Exercise prompt
For the entries below, report the number of lines where the string "Dental" appears, and only that number.

Entries taken from a collection
Segment Open

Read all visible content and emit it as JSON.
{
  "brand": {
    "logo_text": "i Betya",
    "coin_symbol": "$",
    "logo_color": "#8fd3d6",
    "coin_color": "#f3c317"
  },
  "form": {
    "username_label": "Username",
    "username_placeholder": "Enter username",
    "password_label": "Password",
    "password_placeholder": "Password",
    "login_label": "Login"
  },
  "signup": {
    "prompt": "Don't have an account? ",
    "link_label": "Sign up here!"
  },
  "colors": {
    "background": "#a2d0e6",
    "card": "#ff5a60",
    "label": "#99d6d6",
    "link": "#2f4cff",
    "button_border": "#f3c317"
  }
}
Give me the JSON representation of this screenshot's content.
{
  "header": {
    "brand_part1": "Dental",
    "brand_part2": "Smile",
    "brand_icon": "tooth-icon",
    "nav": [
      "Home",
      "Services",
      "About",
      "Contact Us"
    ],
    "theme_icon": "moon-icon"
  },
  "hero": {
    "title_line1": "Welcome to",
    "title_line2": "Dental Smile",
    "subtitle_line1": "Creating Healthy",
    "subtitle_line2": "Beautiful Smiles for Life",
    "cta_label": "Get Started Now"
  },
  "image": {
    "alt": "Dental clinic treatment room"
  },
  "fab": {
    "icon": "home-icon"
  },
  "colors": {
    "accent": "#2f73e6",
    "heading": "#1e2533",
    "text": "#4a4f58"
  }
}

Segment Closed

Solution to this task
3